It's also a query that perpetually followed the actors long after the series wrapped.
"It's not even a question," Schwimmer told talk show host Jimmy Fallon last year.
"They were on a break."
Reunion host James Corden presses Aniston and Schwimmer to answer the age-old question. "Yes!" Aniston says onscreen.
The unscripted one-off show, directed by The Late Late Show executive producer Ben Winston, features a slew of special guests, many of whom — but not all — featured in the show over the years.
Maggie Wheeler (Janice) will make an appearance, as well as Tom Selleck (Richard), Reese Witherspoon (Rachel's sister Jill), Elliott Gould and Christina Pickles (Monica & Ross' parents), James Michael Tyler (Gunther), Thomas Lennon (Joey's identical hand twin) and Larry Hankin (Mr Heckles).
There's also Cara Delevingne, Lady Gaga, David Beckham, Justin Bieber, BTS, Mindy Kaling, Malala Yousafazi and Cindy Crawford.
While fans mostly took to Twitter with excitement at the teaser, there was some disappointment that Aniston's ex-husband Brad Pitt, who famously appeared in the eighth season as Will who was the President of the I Hate Rachel Green Club in high school, and Marvel star Paul Rudd, who married Kudrow's character Phoebe, wouldn't appear.
Some social media attention also turned to Perry's looks and voice. But many were quick to jump to the actor's defence, pointing out that Perry had "struggled with addiction and been through so much" — and been open about it.
"It's really disheartening whenever Friends is brought up and people feel the need to talk s*** about Matthew Perry's appearance," one wrote.
"Let's not use the friends reunion to make fun of the way matthew perry looks these days. people age, funnily enough," another commented.
The original series is considered one of the most successful of the streaming era: it was the most-viewed series on Netflix between 2015 and 2019 until Warner Bros took back rights to the series in preparation for its launch on the studio's own platform, HBO Max — and on BINGE and Foxtel here in Australia.
So it's fair to say that few shows have entered our lives via the small screen and been as fundamentally formative as Friends has. And it continues to be passed down like a treasured heirloom.
My teens and I have steadily worked our way through the 10 seasons. It's hard to narrow down which of The One withs … is my favourite, but include The One with Monica and Chandler's Wedding, The One with Ross' Tan, The One With the List and of course The Last Ones Part 1 and 2.

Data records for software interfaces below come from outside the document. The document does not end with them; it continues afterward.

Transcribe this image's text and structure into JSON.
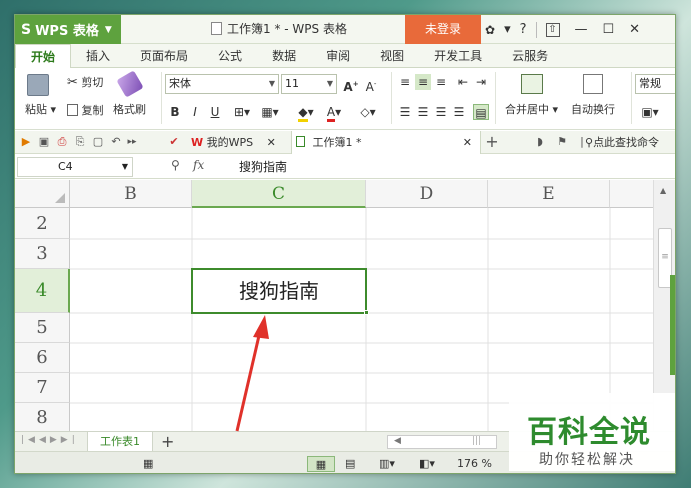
{
  "app": {
    "name": "WPS 表格",
    "logo_glyph": "S",
    "doc_title": "工作簿1 * - WPS 表格",
    "login": "未登录"
  },
  "window_controls": {
    "skin": "♦",
    "shirt": "👕",
    "help": "?",
    "pin": "⇧",
    "minimize": "—",
    "maximize": "☐",
    "close": "✕"
  },
  "tabs": [
    "开始",
    "插入",
    "页面布局",
    "公式",
    "数据",
    "审阅",
    "视图",
    "开发工具",
    "云服务"
  ],
  "ribbon": {
    "paste": "粘贴",
    "cut": "剪切",
    "copy": "复制",
    "format_painter": "格式刷",
    "font_name": "宋体",
    "font_size": "11",
    "bold": "B",
    "italic": "I",
    "underline": "U",
    "merge_center": "合并居中",
    "wrap_text": "自动换行",
    "number_format": "常规"
  },
  "quickbar": {
    "doc_tabs": [
      {
        "label": "我的WPS",
        "logo": "W"
      },
      {
        "label": "工作簿1 *"
      }
    ],
    "add_tab": "+",
    "search": "点此查找命令"
  },
  "formula_bar": {
    "cell_ref": "C4",
    "fx": "fx",
    "content": "搜狗指南"
  },
  "grid": {
    "columns": [
      "B",
      "C",
      "D",
      "E"
    ],
    "selected_column": "C",
    "rows": [
      "2",
      "3",
      "4",
      "5",
      "6",
      "7",
      "8"
    ],
    "selected_row": "4",
    "active_cell_value": "搜狗指南"
  },
  "sheets": {
    "tabs": [
      "工作表1"
    ],
    "add": "+"
  },
  "status": {
    "zoom": "176 %"
  },
  "watermark": {
    "title": "百科全说",
    "subtitle": "助你轻松解决"
  },
  "colors": {
    "brand_green": "#5ea23e",
    "login_orange": "#e86a3a",
    "select_green": "#3d8b2c",
    "arrow_red": "#e0312a"
  }
}
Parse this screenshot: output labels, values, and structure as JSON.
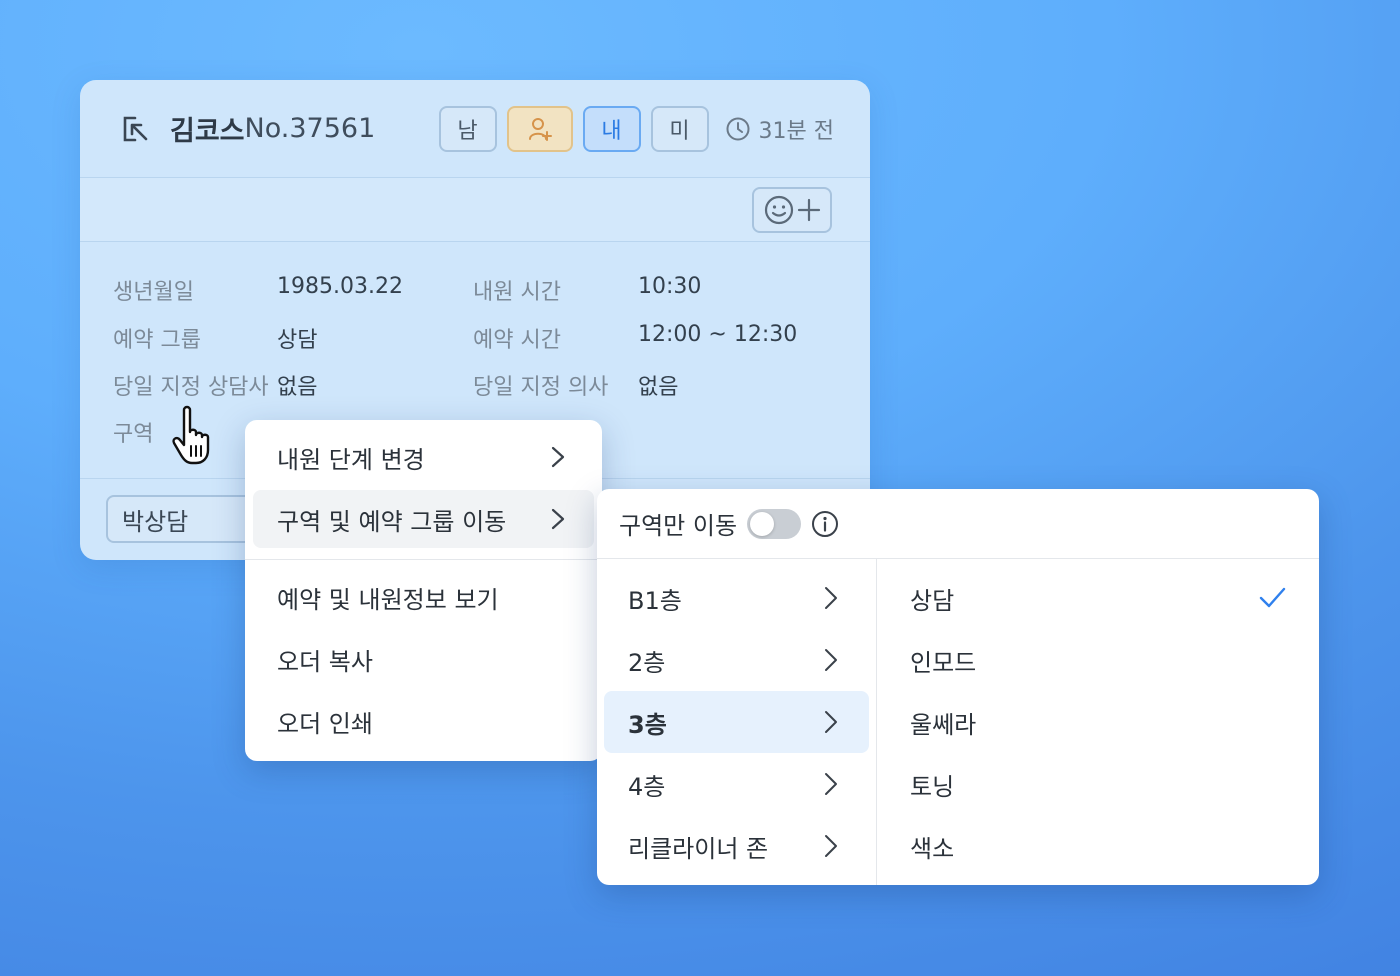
{
  "card": {
    "name": "김코스",
    "number": "No.37561",
    "badges": {
      "gender": "남",
      "mine": "내",
      "status": "미"
    },
    "time_ago": "31분 전",
    "info": {
      "birth_label": "생년월일",
      "birth_value": "1985.03.22",
      "visit_time_label": "내원 시간",
      "visit_time_value": "10:30",
      "group_label": "예약 그룹",
      "group_value": "상담",
      "reservation_time_label": "예약 시간",
      "reservation_time_value": "12:00 ~ 12:30",
      "counselor_label": "당일 지정 상담사",
      "counselor_value": "없음",
      "doctor_label": "당일 지정 의사",
      "doctor_value": "없음",
      "zone_label": "구역"
    },
    "footer_chip": "박상담"
  },
  "context_menu": {
    "items": [
      {
        "label": "내원 단계 변경",
        "submenu": true
      },
      {
        "label": "구역 및 예약 그룹 이동",
        "submenu": true
      },
      {
        "label": "예약 및 내원정보 보기",
        "submenu": false
      },
      {
        "label": "오더 복사",
        "submenu": false
      },
      {
        "label": "오더 인쇄",
        "submenu": false
      }
    ]
  },
  "submenu": {
    "toggle_label": "구역만 이동",
    "toggle_on": false,
    "floors": [
      "B1층",
      "2층",
      "3층",
      "4층",
      "리클라이너 존"
    ],
    "active_floor": "3층",
    "groups": [
      "상담",
      "인모드",
      "울쎄라",
      "토닝",
      "색소"
    ],
    "selected_group": "상담"
  },
  "colors": {
    "accent": "#2b7be3",
    "check": "#2f80ed",
    "card_bg": "#cfe6fb"
  }
}
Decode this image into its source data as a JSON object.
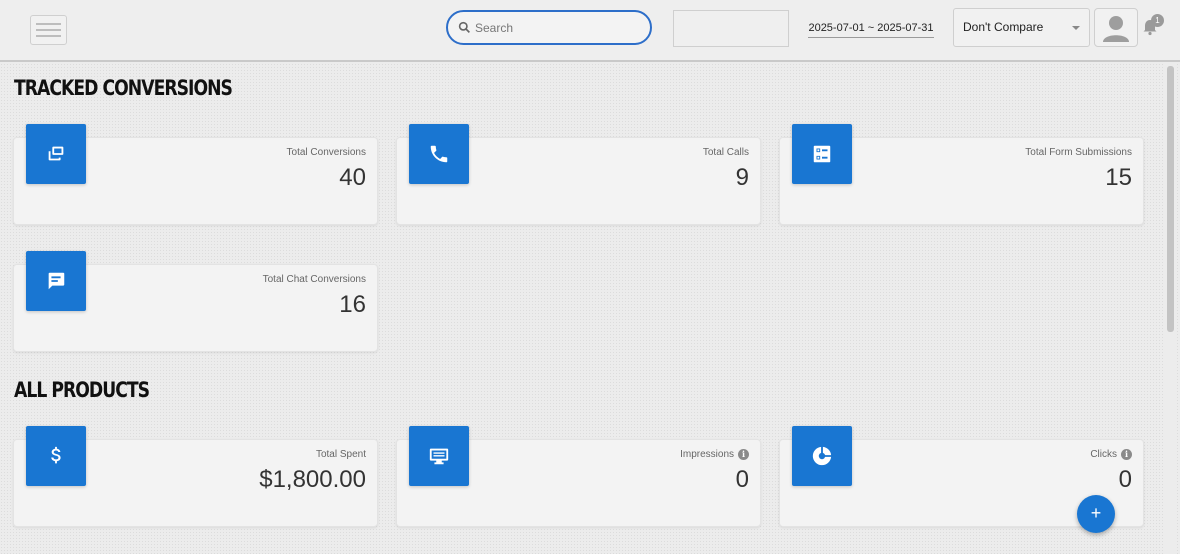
{
  "header": {
    "search_placeholder": "Search",
    "date_range": "2025-07-01 ~ 2025-07-31",
    "compare_value": "Don't Compare",
    "notification_count": "1"
  },
  "sections": {
    "tracked_conversions": "TRACKED CONVERSIONS",
    "all_products": "ALL PRODUCTS"
  },
  "tracked_cards": [
    {
      "label": "Total Conversions",
      "value": "40",
      "icon": "conversions-icon"
    },
    {
      "label": "Total Calls",
      "value": "9",
      "icon": "phone-icon"
    },
    {
      "label": "Total Form Submissions",
      "value": "15",
      "icon": "form-icon"
    },
    {
      "label": "Total Chat Conversions",
      "value": "16",
      "icon": "chat-icon"
    }
  ],
  "product_cards": [
    {
      "label": "Total Spent",
      "value": "$1,800.00",
      "icon": "dollar-icon"
    },
    {
      "label": "Impressions",
      "value": "0",
      "icon": "monitor-icon"
    },
    {
      "label": "Clicks",
      "value": "0",
      "icon": "pie-chart-icon"
    }
  ],
  "fab_label": "+",
  "info_glyph": "i",
  "colors": {
    "accent": "#1976d2",
    "search_border": "#2d6ec9"
  }
}
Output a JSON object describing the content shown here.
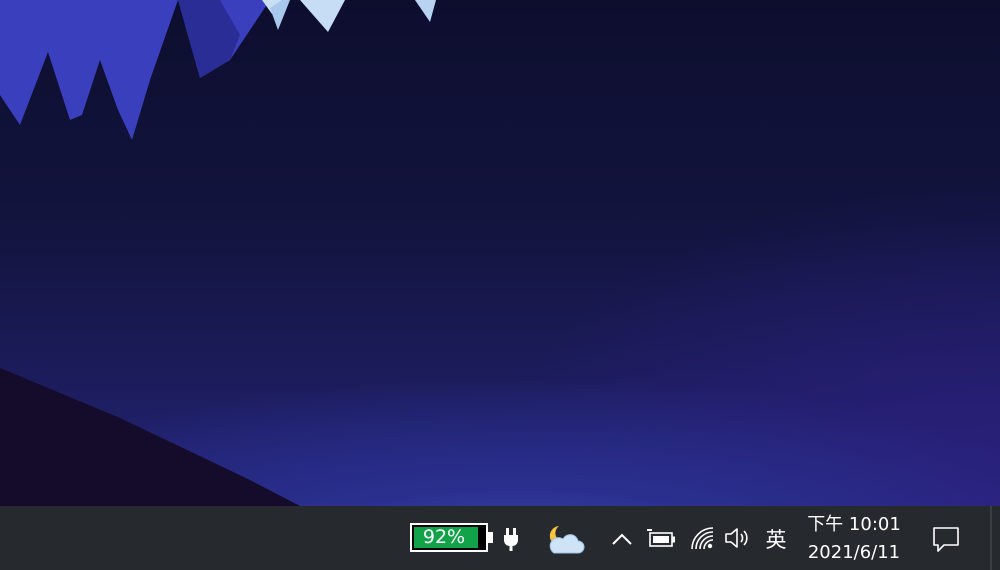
{
  "desktop": {
    "wallpaper": "night-mountain-landscape"
  },
  "taskbar": {
    "background_color": "#262a2e",
    "battery_meter": {
      "percent_label": "92%",
      "level": 0.92,
      "fill_color": "#12a24a"
    },
    "plug_icon": "plug-icon",
    "weather_icon": "moon-cloud-weather-icon",
    "tray_overflow_icon": "chevron-up-icon",
    "battery_status_icon": "battery-icon",
    "network_icon": "wifi-icon",
    "volume_icon": "speaker-icon",
    "input_method": "英",
    "clock": {
      "time": "下午 10:01",
      "date": "2021/6/11"
    },
    "notification_icon": "action-center-icon"
  }
}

I certainly don't want to tally how many hours I've spent watching pretend characters deal with pretend scenarios about pretend dramas. But I'm pretty sure I'll continue to watch Ross Geller shout "We Were On A Break" at Rachel for the eleventy-billionth time in preparation for the reunion.